Yesterday the Times published a fascinating article by Michael Gordon about how the Obama administration failed in its efforts to negotiate an agreement with Iraq about the continued presence of American troops in the country.
The American public is tired of wars and it is tired of Iraq. And, it is difficult to focus on the complexities of a diplomatic negotiation when the airwaves are filled with shameless demagoguery.
Many citizens do not know enough about negotiation to follow the intricacies and subtleties of the Obama administration’s lame diplomacy.
Such is reality.
If, however, you would like to read an excellent account of how a bunch of rank amateurs botched a diplomatic negotiation, Gordon lays it out in painful detail.
Herewith Gordon summarizes a major foreign policy failure:
Mr. Obama has pointed to the American troop withdrawal last year as proof that he has fulfilled his promise to end the Iraq war. Winding down a conflict, however, entails far more than extracting troops.

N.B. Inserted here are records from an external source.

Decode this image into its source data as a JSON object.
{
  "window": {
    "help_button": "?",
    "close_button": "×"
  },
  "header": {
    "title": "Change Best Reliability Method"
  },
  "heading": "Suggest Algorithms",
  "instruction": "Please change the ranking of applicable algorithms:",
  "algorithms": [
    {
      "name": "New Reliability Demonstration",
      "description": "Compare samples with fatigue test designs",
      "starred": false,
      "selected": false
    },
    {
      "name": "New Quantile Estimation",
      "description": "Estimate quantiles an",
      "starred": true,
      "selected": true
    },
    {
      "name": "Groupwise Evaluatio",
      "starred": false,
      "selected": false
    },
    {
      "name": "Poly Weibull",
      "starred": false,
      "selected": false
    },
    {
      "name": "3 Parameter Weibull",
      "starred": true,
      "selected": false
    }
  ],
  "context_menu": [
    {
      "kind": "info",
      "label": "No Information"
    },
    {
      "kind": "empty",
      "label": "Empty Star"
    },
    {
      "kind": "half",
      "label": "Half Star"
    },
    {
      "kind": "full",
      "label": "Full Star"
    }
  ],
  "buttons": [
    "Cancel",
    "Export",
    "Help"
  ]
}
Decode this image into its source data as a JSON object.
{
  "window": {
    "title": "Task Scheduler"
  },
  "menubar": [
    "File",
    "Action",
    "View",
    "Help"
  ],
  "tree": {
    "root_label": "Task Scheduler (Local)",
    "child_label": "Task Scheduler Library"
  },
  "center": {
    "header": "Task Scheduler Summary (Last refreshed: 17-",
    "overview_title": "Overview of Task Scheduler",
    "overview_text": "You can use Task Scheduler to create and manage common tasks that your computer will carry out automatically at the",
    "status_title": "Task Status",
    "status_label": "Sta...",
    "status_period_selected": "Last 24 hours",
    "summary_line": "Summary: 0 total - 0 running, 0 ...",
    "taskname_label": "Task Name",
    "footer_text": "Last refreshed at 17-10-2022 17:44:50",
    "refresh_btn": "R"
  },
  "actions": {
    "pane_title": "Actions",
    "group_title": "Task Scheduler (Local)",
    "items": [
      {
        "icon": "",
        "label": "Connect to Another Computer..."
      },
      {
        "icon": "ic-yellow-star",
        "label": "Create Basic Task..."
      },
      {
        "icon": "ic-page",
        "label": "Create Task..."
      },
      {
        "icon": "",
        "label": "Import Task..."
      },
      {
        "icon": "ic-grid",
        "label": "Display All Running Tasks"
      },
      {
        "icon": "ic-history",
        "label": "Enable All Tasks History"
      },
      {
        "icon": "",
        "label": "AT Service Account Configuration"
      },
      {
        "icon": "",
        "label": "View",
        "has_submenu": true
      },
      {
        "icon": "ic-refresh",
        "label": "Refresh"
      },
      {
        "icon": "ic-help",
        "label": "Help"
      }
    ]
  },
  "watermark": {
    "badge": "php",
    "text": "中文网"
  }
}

In the case of Iraq, the American goal has been to leave a stable and representative government, avoid a power vacuum that neighboring states and terrorists could exploit and maintain sufficient influence so that Iraq would be a partner or, at a minimum, not an opponent in the Middle East.
But the Obama administration has fallen frustratingly short of some of those objectives.
The attempt by Mr. Obama and his senior aides to fashion an extraordinary power-sharing arrangement between Mr. Maliki and Mr. Allawi never materialized. Neither did an agreement that would have kept a small American force in Iraq to train the Iraqi military and patrol the country’s skies. A plan to use American civilians to train the Iraqi police has been severely cut back. The result is an Iraq that is less stable domestically and less reliable internationally than the United States had envisioned.